For six decades, the Disaster Research Center has used field-tested methods to generate insights on many of the pressing disaster issues of our time. It has prioritized making that information available to anyone who needs it and training the next generation of disaster scholars and practitioners.
Founded in 1963 by sociologists E.L. Quarantelli, Russell Dynes, and Eugene Haas at The Ohio State University, DRC was a pioneer in the field of disaster research. The Center was the first in the world devoted to the social scientific study of disasters. In 1985, the center moved to the University of Delaware, where founders Russell Dynes and E.L. Quarantelli saw strong support for its mission and further expansion of its role as a trusted source of guidance to planners, disaster managers, policy makers, public health specialists and non-government organizations around the world. Much of what is known about the social science aspects disaster comes from DRC or its long lineage of visiting scholars, alumni, and their students.
DRC continues to celebrate success in research, training, and service to the disaster community. While much of DRC’s research has been interdisciplinary throughout its existence, DRC has embarked on a new era as the Center builds on and maintains its foundation in social science while broadening its activities to embrace more explicitly interdisciplinary, multidisciplinary and cross-disciplinary research. All DRC research is intended to yield both basic scientific knowledge on disasters and information that can be applied to develop more effective plans and policies to reduce disaster impacts.

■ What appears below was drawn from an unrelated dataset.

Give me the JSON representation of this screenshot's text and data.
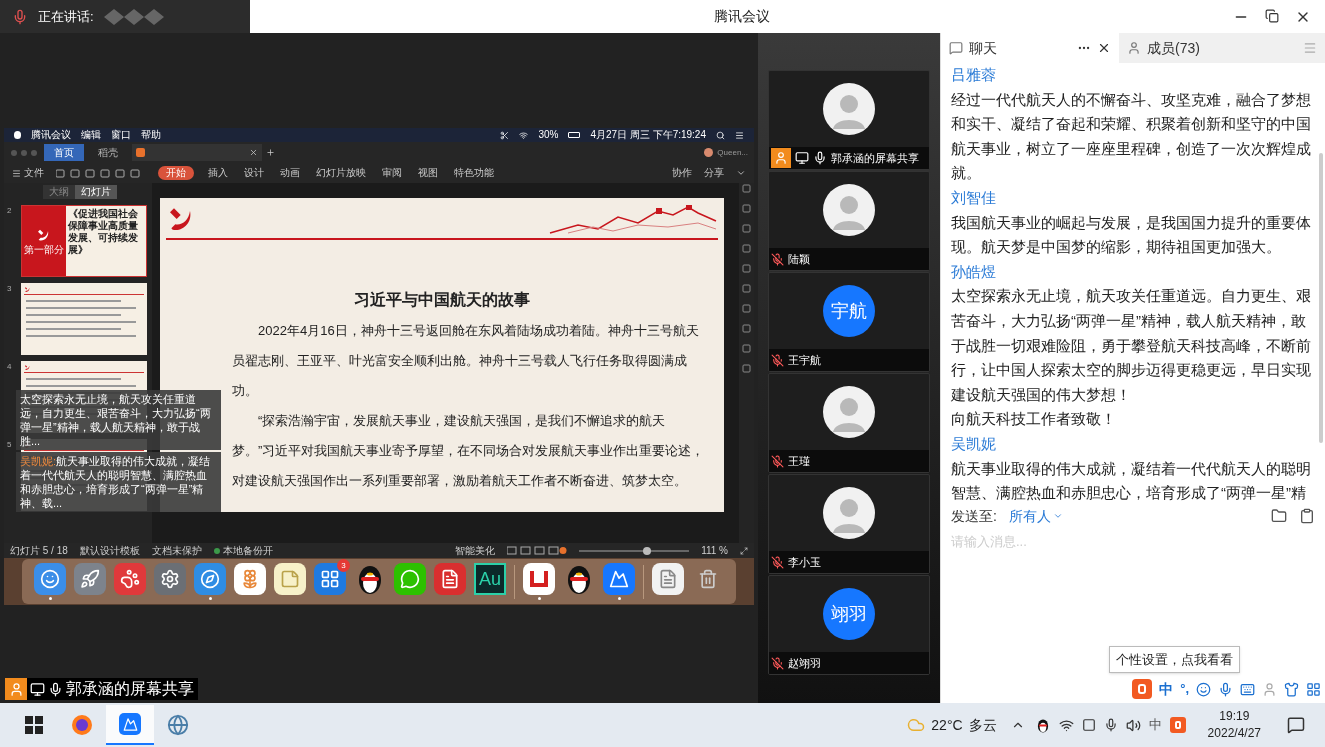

For more information about DRC’s early history, check out this first-hand account written by DRC founder E.L. Quarantelli: DRC Early History.pdf